Our dad sacrificed time with us to put food on the table. Our mom was a high school dropout who later earned her GED and a college degree. Our story was the norm for many in our community.

My brother and I had the exact same opportunities growing up; however, we made very different choices. I immersed myself in school, volunteer activities and Boy Scouts. My brother hung out downtown. As we continued to spiral down our separate paths, I found myself in college and then the Air Force. My brother found himself in prison for the better part of 17 years.

What was the difference? We had the same upbringing, the same opportunities. We were raised on the same values by the same parents. The difference: our choices.

My brother made bad choices, which led to less than desirable opportunities. Rather than course correct early in life, he continued to make bad choices. Doors closed, and he was held accountable for his actions.

As Brown stated, the decisions of my brother’s past were scripting his present. He no longer had great opportunities, or even good opportunities, in front of him. My path was very different. I am not saying I made the right choice every time, but when I did make a bad choice, I corrected the issue immediately, learned and moved on to the next opportunity.

I am happy to say that my brother is starting to make smart choices. He has been clean for several years and has a solid job in construction.
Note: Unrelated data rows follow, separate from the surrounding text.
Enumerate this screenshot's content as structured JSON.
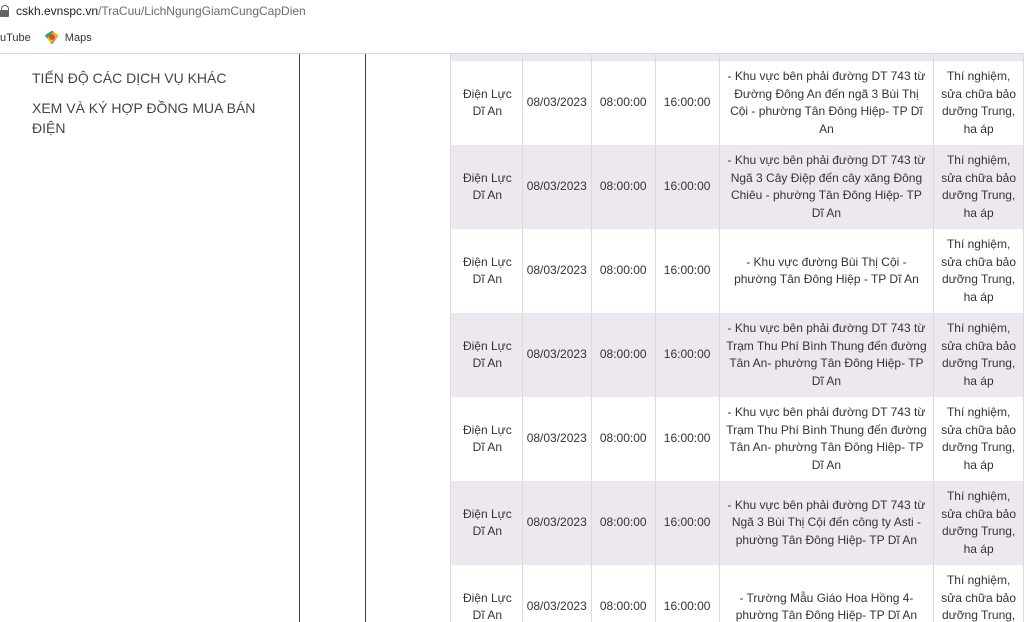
{
  "browser": {
    "url_host": "cskh.evnspc.vn",
    "url_path": "/TraCuu/LichNgungGiamCungCapDien",
    "bookmarks": [
      {
        "label": "uTube",
        "icon": "youtube-icon"
      },
      {
        "label": "Maps",
        "icon": "maps-icon"
      }
    ]
  },
  "menu": {
    "items": [
      "TIẾN ĐỘ CÁC DỊCH VỤ KHÁC",
      "XEM VÀ KÝ HỢP ĐỒNG MUA BÁN ĐIỆN"
    ]
  },
  "table": {
    "rows": [
      {
        "unit": "Điện Lực Dĩ An",
        "date": "08/03/2023",
        "start": "08:00:00",
        "end": "16:00:00",
        "area": "- Khu vực bên phải đường DT 743 từ Đường Đông An đến ngã 3 Bùi Thị Cội - phường Tân Đông Hiệp- TP Dĩ An",
        "reason": "Thí nghiệm, sửa chữa bảo dưỡng Trung, ha áp"
      },
      {
        "unit": "Điện Lực Dĩ An",
        "date": "08/03/2023",
        "start": "08:00:00",
        "end": "16:00:00",
        "area": "- Khu vực bên phải đường DT 743 từ Ngã 3 Cây Điệp đến cây xăng Đông Chiêu - phường Tân Đông Hiệp- TP Dĩ An",
        "reason": "Thí nghiệm, sửa chữa bảo dưỡng Trung, ha áp"
      },
      {
        "unit": "Điện Lực Dĩ An",
        "date": "08/03/2023",
        "start": "08:00:00",
        "end": "16:00:00",
        "area": "- Khu vực đường Bùi Thị Cội - phường Tân Đông Hiệp - TP Dĩ An",
        "reason": "Thí nghiệm, sửa chữa bảo dưỡng Trung, ha áp"
      },
      {
        "unit": "Điện Lực Dĩ An",
        "date": "08/03/2023",
        "start": "08:00:00",
        "end": "16:00:00",
        "area": "- Khu vực bên phải đường DT 743 từ Trạm Thu Phí Bình Thung đến đường Tân An- phường Tân Đông Hiệp- TP Dĩ An",
        "reason": "Thí nghiệm, sửa chữa bảo dưỡng Trung, ha áp"
      },
      {
        "unit": "Điện Lực Dĩ An",
        "date": "08/03/2023",
        "start": "08:00:00",
        "end": "16:00:00",
        "area": "- Khu vực bên phải đường DT 743 từ Trạm Thu Phí Bình Thung đến đường Tân An- phường Tân Đông Hiệp- TP Dĩ An",
        "reason": "Thí nghiệm, sửa chữa bảo dưỡng Trung, ha áp"
      },
      {
        "unit": "Điện Lực Dĩ An",
        "date": "08/03/2023",
        "start": "08:00:00",
        "end": "16:00:00",
        "area": "- Khu vực bên phải đường DT 743 từ Ngã 3 Bùi Thị Cội đến công ty Asti - phường Tân Đông Hiệp- TP Dĩ An",
        "reason": "Thí nghiệm, sửa chữa bảo dưỡng Trung, ha áp"
      },
      {
        "unit": "Điện Lực Dĩ An",
        "date": "08/03/2023",
        "start": "08:00:00",
        "end": "16:00:00",
        "area": "- Trường Mẫu Giáo Hoa Hồng 4- phường Tân Đông Hiệp- TP Dĩ An",
        "reason": "Thí nghiệm, sửa chữa bảo dưỡng Trung, ha áp"
      }
    ]
  }
}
He is finally capitalizing on his opportunities although his road ahead is not easy.

When presented with your next opportunity, what are you going to do? The choice you make is a function of your character and is grounded in your experience. Leaders will present you plenty of opportunities as well as mentor and develop you along the way. However, only you can decide what choice you will make.

As you go forward, I challenge you to view things through a slightly modified version of Brown’s quote. Rather than “[T]he decisions of our past are the architects of our present,” I want you to approach each opportunity with the mindset that the decisions of the present are the architect of your future. Make the right choice and start writing your future.